Growth in developing markets was boosted by the strength of the direct marketing channel and strong publishing in India, including its first 100,000 copy bestseller (Ravinder Singh’s Can Love Happen Twice?).
Key points for analysis & conclusions:
Pearson's continually strong performance can be attributed to continuity in its strategy of organic growth and increased profitability, strong investments in digital strategy (both in its educational and in its trade divisions), and a bold expansion into emerging markets, notably in China, Brazil and India.
In 2010, Pearson announced its best year ever, with sales up 10% and profits increasing by 21%. At Penguin, sales were 1.05 billion GBP, up 5% on the previous year, with adjusted operating profit up 26% to 106 million GBP, with growth driven by an "outstanding" US performance, with a record number of bestsellers, increased market share and expansion in emerging digital platforms and formats.
In its presentation of 2010 results in February 2011, the company stated that Penguin "lead the bestseller lists" in the U.K. and increased its market share to 10%. According to Nielsen BookScan figures, Penguin had a 11.5% share of the market in 2010. Penguin e-book sales were 6% of total revenue and e-book sales were up 182% over 2009. Among the bestsellers identified were Jamie Oliver's 30 Minute Meals, Stephen Fry's The Fry Chronicles, Kathryn Stockett's The Help and A History of the World in 100 Objects.
For Pearson Education, revenue was up 9% in 2010, with sales of 4,207 mGBP and an adjusted operating profit of 691 mGBP. Digital sales were up 24% to 1.6bn GBP, accounting for 29% of Pearson's total sales.
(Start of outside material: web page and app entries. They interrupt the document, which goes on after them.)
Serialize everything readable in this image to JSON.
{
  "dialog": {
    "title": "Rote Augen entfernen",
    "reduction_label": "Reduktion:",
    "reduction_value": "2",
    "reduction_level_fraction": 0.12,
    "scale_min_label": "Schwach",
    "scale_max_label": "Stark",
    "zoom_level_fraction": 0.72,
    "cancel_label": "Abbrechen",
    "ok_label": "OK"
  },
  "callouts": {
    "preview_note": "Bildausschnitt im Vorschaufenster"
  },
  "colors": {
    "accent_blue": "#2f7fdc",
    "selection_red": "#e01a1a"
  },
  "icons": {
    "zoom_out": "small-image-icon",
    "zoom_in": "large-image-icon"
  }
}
Its North America Education division had a sales increase of 7% to 2.64 billion GBP and adjusted operating profit up 16% to 469 million GBP. Its International Education business had a sales increase of 19% to 1.23bn GBP with operating profit up 21% to 171m GBP.
Note: Figures are based on sales generated in calendar 2011 or—for corporations with a fiscal year—from fiscal 2011. Data are from publicly available sources and include sales of books, journals, and digital products. Because publishing data were unavailable, Pannini and Disney/Hyperion are excluded from the rankings. The listing and publisher profiles were compiled by international publishing consultant Rudiger Wischenbart under the aegis of Livres Hebdo.